EXERCISE INSTRUCTIONS
Within the records, find every line that includes the word "initials" and copy it.
(EXTRACTED MATERIAL begins)
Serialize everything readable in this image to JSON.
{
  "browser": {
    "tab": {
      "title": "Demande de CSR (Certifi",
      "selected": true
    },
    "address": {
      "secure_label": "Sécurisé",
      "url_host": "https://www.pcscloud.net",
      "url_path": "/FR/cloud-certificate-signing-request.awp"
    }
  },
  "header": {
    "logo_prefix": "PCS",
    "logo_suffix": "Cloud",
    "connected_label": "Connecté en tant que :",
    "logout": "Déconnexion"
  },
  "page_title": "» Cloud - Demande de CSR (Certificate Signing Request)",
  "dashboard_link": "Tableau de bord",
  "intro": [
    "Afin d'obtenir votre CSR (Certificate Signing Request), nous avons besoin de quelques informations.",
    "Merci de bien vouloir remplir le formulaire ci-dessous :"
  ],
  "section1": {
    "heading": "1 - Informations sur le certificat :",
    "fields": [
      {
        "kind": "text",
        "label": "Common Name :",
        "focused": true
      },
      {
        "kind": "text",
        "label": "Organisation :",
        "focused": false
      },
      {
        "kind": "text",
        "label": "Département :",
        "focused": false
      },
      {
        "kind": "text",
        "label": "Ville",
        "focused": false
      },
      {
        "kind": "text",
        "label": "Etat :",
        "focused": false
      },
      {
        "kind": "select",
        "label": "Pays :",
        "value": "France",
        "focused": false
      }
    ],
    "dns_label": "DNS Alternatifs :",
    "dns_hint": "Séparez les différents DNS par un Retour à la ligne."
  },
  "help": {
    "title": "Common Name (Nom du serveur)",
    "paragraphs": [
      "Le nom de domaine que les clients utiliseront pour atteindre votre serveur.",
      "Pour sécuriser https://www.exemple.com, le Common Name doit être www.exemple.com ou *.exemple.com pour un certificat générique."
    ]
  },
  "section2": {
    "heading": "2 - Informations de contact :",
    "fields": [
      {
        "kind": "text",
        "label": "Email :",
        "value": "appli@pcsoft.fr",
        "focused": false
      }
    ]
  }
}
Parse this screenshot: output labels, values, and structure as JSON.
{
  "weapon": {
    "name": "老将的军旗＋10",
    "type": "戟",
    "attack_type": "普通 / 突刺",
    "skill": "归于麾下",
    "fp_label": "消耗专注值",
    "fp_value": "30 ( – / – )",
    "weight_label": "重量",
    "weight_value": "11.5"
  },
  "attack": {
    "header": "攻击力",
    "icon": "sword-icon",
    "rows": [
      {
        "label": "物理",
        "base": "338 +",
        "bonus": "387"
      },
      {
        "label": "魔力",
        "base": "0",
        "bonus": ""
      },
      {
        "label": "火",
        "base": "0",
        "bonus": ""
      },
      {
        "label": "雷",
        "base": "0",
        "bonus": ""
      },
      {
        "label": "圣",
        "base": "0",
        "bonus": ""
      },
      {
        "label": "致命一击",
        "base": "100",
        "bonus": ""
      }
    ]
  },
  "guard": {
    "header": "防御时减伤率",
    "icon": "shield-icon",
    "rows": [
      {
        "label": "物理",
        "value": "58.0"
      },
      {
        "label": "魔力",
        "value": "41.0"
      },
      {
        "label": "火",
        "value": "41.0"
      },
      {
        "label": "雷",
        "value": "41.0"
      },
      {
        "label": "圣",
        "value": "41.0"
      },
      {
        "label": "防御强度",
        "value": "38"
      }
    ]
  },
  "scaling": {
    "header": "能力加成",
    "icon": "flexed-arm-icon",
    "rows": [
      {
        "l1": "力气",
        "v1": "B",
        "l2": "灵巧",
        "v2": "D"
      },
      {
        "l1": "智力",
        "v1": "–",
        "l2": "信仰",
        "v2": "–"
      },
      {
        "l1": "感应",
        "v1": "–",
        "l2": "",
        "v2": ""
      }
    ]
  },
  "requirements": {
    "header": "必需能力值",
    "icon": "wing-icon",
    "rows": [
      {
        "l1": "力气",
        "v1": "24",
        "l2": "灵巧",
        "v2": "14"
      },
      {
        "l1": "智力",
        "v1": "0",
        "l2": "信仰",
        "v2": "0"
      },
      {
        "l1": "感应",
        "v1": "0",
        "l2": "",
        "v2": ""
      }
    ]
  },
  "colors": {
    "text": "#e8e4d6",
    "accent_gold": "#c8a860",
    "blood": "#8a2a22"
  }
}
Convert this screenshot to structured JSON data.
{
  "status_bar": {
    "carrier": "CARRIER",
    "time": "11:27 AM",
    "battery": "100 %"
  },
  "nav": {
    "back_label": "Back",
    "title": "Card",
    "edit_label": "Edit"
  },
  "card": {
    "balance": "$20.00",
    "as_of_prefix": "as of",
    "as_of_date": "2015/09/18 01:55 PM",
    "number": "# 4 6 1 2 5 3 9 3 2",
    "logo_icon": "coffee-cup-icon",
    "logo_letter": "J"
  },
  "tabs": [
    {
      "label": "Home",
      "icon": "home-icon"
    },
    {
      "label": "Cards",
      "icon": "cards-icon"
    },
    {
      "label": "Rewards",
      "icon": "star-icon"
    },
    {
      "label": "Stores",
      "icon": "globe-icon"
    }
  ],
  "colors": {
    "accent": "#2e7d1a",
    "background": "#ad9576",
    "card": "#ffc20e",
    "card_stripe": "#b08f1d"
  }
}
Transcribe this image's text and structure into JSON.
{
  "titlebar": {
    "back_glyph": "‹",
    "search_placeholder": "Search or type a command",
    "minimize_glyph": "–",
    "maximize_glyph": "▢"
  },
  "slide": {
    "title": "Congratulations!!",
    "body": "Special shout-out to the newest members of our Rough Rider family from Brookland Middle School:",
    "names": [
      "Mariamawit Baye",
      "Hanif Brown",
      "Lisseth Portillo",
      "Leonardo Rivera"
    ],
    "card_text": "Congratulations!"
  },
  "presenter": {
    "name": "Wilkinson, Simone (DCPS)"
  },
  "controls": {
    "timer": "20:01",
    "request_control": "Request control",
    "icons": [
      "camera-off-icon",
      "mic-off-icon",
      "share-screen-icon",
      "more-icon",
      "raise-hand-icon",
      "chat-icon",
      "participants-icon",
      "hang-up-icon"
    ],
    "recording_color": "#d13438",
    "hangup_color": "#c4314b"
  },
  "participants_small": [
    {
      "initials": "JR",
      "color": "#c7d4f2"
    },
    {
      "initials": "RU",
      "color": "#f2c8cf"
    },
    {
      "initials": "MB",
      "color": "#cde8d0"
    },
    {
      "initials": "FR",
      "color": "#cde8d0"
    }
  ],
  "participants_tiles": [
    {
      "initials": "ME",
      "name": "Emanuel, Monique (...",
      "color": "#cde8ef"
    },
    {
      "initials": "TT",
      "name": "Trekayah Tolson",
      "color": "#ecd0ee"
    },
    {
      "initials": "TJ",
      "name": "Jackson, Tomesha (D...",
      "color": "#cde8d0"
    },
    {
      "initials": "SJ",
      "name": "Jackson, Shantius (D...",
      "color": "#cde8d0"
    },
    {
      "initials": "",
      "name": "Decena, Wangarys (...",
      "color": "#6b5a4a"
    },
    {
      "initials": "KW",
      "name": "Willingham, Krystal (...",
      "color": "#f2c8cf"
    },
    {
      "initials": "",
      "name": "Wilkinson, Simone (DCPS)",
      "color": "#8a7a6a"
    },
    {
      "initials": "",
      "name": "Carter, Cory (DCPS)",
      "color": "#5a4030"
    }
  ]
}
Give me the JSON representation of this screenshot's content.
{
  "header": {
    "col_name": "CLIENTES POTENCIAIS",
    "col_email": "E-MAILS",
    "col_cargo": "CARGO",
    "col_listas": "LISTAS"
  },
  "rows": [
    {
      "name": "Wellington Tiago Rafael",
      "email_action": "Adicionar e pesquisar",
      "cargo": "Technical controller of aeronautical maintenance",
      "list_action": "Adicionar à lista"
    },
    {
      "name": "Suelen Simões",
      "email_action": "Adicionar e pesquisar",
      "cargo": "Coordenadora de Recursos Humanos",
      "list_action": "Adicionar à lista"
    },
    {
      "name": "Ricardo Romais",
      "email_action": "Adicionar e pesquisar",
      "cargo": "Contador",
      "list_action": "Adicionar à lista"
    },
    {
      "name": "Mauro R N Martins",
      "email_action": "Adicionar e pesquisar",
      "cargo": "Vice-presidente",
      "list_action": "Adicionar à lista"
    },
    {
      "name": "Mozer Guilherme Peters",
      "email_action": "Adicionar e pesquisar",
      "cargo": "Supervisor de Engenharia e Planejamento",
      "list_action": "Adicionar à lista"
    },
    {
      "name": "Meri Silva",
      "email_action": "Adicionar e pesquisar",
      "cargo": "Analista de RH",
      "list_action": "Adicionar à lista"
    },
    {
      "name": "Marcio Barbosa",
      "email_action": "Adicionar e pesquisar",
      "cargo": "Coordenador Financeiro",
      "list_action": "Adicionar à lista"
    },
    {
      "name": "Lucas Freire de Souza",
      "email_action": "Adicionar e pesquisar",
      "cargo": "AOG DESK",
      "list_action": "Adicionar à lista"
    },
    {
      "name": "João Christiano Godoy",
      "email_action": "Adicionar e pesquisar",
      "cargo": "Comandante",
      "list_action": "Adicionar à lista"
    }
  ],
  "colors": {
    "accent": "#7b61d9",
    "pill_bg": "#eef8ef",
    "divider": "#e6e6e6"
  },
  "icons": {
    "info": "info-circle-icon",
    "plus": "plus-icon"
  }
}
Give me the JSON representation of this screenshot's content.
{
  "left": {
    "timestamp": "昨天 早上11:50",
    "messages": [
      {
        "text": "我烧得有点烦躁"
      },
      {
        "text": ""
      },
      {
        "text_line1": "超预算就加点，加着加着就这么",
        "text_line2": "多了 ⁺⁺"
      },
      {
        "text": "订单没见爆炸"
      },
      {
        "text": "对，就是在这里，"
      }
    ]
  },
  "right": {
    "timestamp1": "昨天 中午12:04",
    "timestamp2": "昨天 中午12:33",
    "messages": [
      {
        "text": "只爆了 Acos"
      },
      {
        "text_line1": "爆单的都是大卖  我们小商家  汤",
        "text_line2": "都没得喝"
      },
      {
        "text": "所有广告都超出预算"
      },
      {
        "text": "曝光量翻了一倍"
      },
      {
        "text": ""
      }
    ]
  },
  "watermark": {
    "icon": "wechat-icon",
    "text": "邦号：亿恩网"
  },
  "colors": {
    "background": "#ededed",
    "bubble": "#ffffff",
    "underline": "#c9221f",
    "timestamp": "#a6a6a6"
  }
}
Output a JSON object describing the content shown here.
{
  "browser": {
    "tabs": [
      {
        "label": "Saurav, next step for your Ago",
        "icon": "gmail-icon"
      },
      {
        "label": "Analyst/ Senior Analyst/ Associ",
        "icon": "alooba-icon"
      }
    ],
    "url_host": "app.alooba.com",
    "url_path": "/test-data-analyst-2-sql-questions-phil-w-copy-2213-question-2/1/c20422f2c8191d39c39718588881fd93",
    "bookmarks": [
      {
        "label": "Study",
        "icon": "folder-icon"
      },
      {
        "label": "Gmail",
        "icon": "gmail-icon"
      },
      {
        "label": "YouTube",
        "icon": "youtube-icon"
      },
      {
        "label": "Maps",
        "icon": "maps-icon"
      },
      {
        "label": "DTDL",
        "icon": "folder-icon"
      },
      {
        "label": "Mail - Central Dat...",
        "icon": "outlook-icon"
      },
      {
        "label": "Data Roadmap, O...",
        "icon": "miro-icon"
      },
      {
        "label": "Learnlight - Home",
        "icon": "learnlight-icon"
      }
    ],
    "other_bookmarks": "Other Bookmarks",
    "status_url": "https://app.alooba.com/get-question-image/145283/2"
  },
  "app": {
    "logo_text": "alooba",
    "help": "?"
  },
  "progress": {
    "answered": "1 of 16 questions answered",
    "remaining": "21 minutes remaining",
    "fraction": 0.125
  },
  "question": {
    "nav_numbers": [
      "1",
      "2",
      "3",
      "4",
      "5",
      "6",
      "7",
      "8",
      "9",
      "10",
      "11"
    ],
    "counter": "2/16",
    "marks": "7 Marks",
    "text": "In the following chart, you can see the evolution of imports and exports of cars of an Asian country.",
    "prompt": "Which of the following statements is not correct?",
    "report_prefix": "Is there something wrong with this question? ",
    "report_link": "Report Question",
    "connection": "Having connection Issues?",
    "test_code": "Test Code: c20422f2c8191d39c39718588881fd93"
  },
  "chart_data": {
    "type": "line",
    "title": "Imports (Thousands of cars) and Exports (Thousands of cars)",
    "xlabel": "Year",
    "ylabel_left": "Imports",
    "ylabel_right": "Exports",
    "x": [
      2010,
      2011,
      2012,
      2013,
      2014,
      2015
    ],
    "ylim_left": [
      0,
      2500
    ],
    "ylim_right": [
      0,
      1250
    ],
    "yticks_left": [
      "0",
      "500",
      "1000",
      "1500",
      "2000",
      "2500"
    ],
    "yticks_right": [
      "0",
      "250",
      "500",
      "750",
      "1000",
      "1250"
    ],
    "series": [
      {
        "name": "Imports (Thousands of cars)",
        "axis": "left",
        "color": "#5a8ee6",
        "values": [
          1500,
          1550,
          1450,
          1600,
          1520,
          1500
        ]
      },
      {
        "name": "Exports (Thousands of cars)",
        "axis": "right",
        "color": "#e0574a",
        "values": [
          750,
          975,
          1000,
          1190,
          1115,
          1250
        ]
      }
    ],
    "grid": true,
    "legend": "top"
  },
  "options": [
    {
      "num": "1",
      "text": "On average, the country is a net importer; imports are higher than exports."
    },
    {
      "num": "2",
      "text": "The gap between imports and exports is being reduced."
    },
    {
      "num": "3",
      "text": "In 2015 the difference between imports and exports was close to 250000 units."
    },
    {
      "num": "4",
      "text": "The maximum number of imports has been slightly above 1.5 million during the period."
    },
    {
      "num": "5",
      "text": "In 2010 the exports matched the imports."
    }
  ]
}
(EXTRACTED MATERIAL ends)
PROBLEM SOLUTION
      "initials": "JR",
      "initials": "RU",
      "initials": "MB",
      "initials": "FR",
      "initials": "ME",
      "initials": "TT",
      "initials": "TJ",
      "initials": "SJ",
      "initials": "",
      "initials": "KW",
      "initials": "",
      "initials": "",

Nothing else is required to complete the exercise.